Dataset records
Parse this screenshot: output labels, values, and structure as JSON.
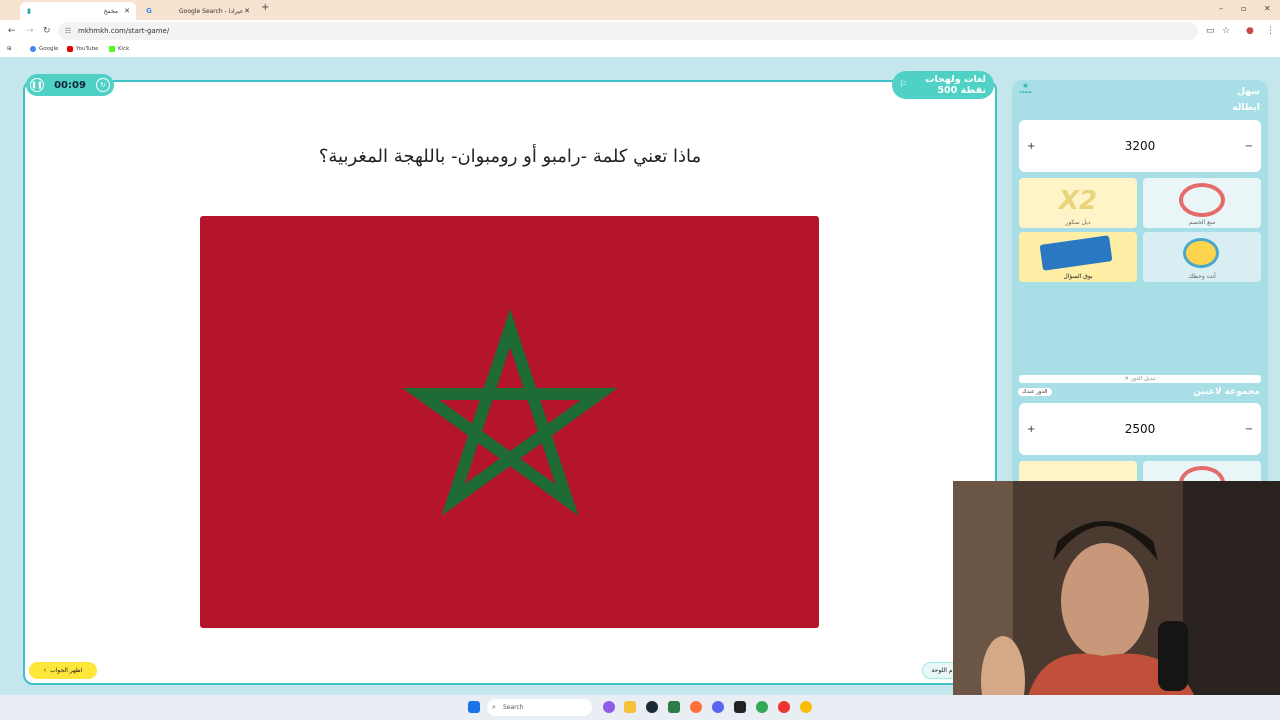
{
  "browser": {
    "tabs": [
      {
        "title": "مخمخ",
        "active": true
      },
      {
        "title": "Google Search - عيرادا",
        "active": false
      }
    ],
    "url": "mkhmkh.com/start-game/",
    "bookmarks": [
      "Google",
      "YouTube",
      "Kick"
    ]
  },
  "game": {
    "timer": "00:09",
    "category": {
      "name": "لغات ولهجات",
      "points": "500 نقطة"
    },
    "question": "ماذا تعني كلمة -رامبو أو رومبوان- باللهجة المغربية؟",
    "show_answer_label": "اظهر الجواب",
    "board_label": "م اللوحة",
    "image_colors": {
      "background": "#b5152b",
      "star": "#1f6b35"
    }
  },
  "sidebar": {
    "mini_label": "صفحة",
    "team1": {
      "label": "سهل",
      "name": "ابطاله",
      "score": "3200"
    },
    "powerups": [
      {
        "id": "x2",
        "text": "X2",
        "label": "دبل سكور"
      },
      {
        "id": "block",
        "label": "منع الخصم"
      },
      {
        "id": "cards",
        "label": "بوق السؤال"
      },
      {
        "id": "wheel",
        "label": "أنت وحظك"
      }
    ],
    "switch_turn": "تبديل الدور",
    "team2": {
      "name": "مجموعة لاعبين",
      "score": "2500",
      "turn_label": "الدور عندك"
    }
  },
  "taskbar": {
    "search_placeholder": "Search"
  }
}
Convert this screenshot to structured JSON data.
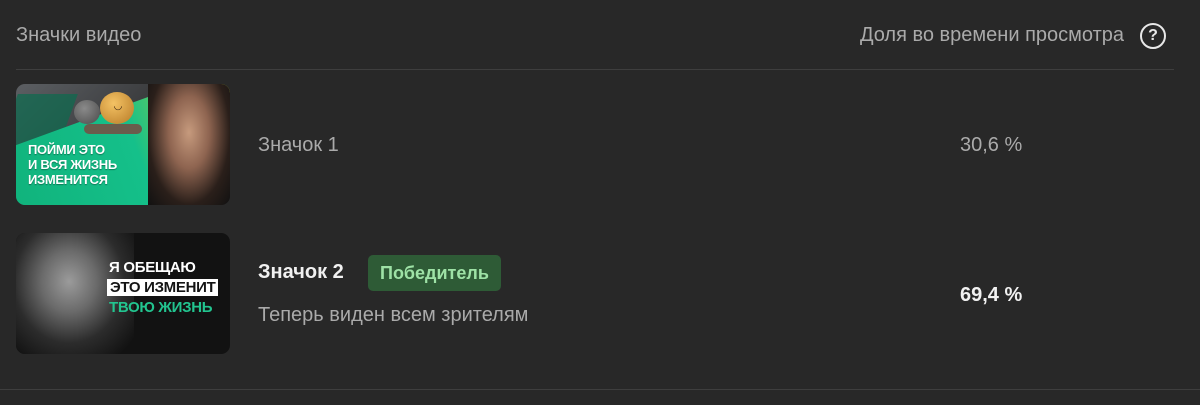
{
  "header": {
    "left_label": "Значки видео",
    "right_label": "Доля во времени просмотра",
    "help_icon": "?"
  },
  "thumbnails": [
    {
      "name": "Значок 1",
      "share": "30,6 %",
      "thumb_text": [
        "ПОЙМИ ЭТО",
        "И ВСЯ ЖИЗНЬ",
        "ИЗМЕНИТСЯ"
      ]
    },
    {
      "name": "Значок 2",
      "badge": "Победитель",
      "subtitle": "Теперь виден всем зрителям",
      "share": "69,4 %",
      "thumb_text": [
        "Я ОБЕЩАЮ",
        "ЭТО ИЗМЕНИТ",
        "ТВОЮ ЖИЗНЬ"
      ]
    }
  ],
  "colors": {
    "background": "#282828",
    "badge_bg": "#2e5b36",
    "badge_text": "#9ee2a6",
    "accent_green": "#22c48f"
  }
}
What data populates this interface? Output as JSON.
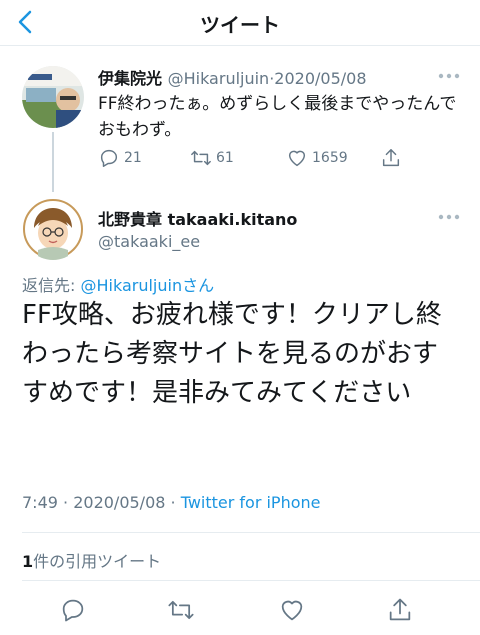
{
  "nav": {
    "title": "ツイート"
  },
  "parent": {
    "display_name": "伊集院光",
    "handle": "@Hikaruljuin",
    "sep": "·",
    "date": "2020/05/08",
    "text": "FF終わったぁ。めずらしく最後までやったんでおもわず。",
    "reply_count": "21",
    "retweet_count": "61",
    "like_count": "1659"
  },
  "tweet": {
    "display_name": "北野貴章 takaaki.kitano",
    "handle": "@takaaki_ee",
    "reply_label": "返信先: ",
    "reply_handle": "@Hikaruljuin",
    "reply_suffix": "さん",
    "text": "FF攻略、お疲れ様です！クリアし終わったら考察サイトを見るのがおすすめです！是非みてみてください",
    "time": "7:49",
    "sep": " · ",
    "date": "2020/05/08",
    "sep2": " · ",
    "client": "Twitter for iPhone",
    "quote_count": "1",
    "quote_label": "件の引用ツイート"
  },
  "colors": {
    "accent": "#1b95e0",
    "muted": "#657786",
    "text": "#14171a",
    "border": "#e6ecf0"
  },
  "icons": [
    "back-chevron-icon",
    "more-icon",
    "reply-icon",
    "retweet-icon",
    "like-icon",
    "share-icon"
  ]
}
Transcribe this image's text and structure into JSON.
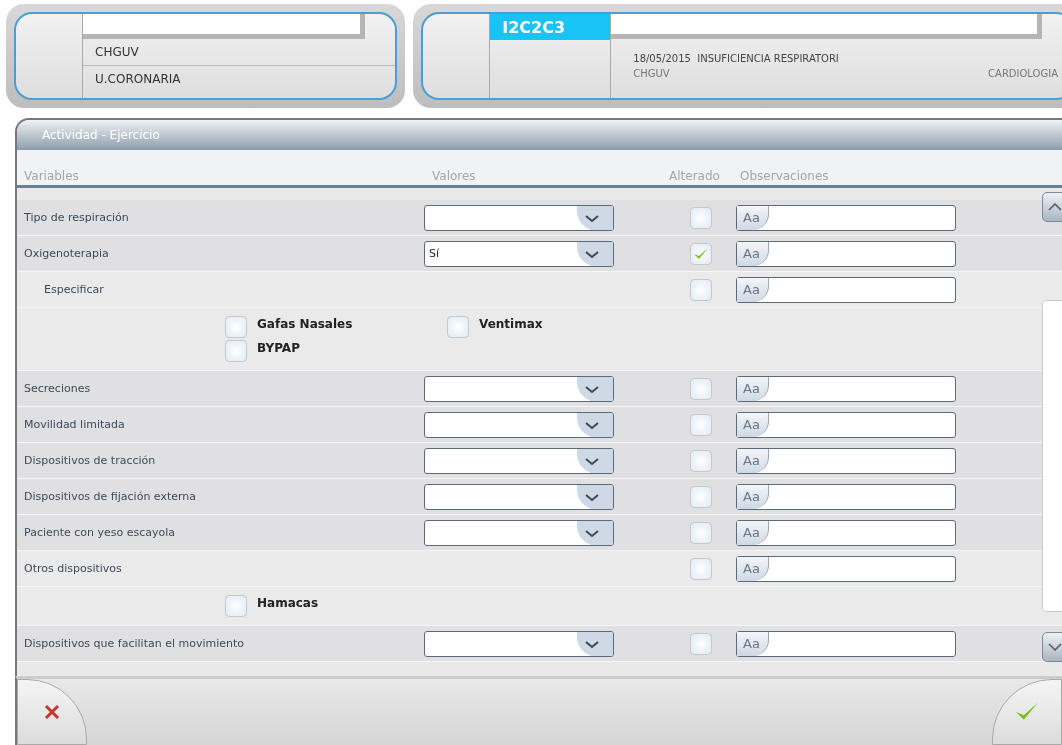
{
  "patient_card": {
    "lines": [
      "CHGUV",
      "U.CORONARIA"
    ]
  },
  "episode_card": {
    "code": "I2C2C3",
    "date": "18/05/2015",
    "diagnosis": "INSUFICIENCIA RESPIRATORI",
    "center": "CHGUV",
    "service": "CARDIOLOGIA"
  },
  "panel": {
    "title": "Actividad - Ejercicio",
    "columns": [
      "Variables",
      "Valores",
      "Alterado",
      "Observaciones"
    ],
    "rows": [
      {
        "kind": "select",
        "label": "Tipo de respiración",
        "value": "",
        "altered": false,
        "obs_hint": "Aa"
      },
      {
        "kind": "select",
        "label": "Oxigenoterapia",
        "value": "Sí",
        "altered": true,
        "obs_hint": "Aa"
      },
      {
        "kind": "subcheck",
        "label": "Especificar",
        "altered": false,
        "obs_hint": "Aa"
      },
      {
        "kind": "options",
        "options": [
          {
            "label": "Gafas Nasales",
            "checked": false
          },
          {
            "label": "Ventimax",
            "checked": false
          },
          {
            "label": "BYPAP",
            "checked": false
          }
        ]
      },
      {
        "kind": "select",
        "label": "Secreciones",
        "value": "",
        "altered": false,
        "obs_hint": "Aa"
      },
      {
        "kind": "select",
        "label": "Movilidad limitada",
        "value": "",
        "altered": false,
        "obs_hint": "Aa"
      },
      {
        "kind": "select",
        "label": "Dispositivos de tracción",
        "value": "",
        "altered": false,
        "obs_hint": "Aa"
      },
      {
        "kind": "select",
        "label": "Dispositivos de fijación externa",
        "value": "",
        "altered": false,
        "obs_hint": "Aa"
      },
      {
        "kind": "select",
        "label": "Paciente con yeso escayola",
        "value": "",
        "altered": false,
        "obs_hint": "Aa"
      },
      {
        "kind": "check",
        "label": "Otros dispositivos",
        "altered": false,
        "obs_hint": "Aa"
      },
      {
        "kind": "options",
        "options": [
          {
            "label": "Hamacas",
            "checked": false
          }
        ]
      },
      {
        "kind": "select",
        "label": "Dispositivos que facilitan el movimiento",
        "value": "",
        "altered": false,
        "obs_hint": "Aa"
      }
    ]
  }
}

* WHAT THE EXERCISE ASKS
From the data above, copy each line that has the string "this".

* RESPONSE BOX
Parse this screenshot: output labels, values, and structure as JSON.
Convert this screenshot to structured JSON data.
What data populates this interface? Output as JSON.
Transcribe this image's text and structure into JSON.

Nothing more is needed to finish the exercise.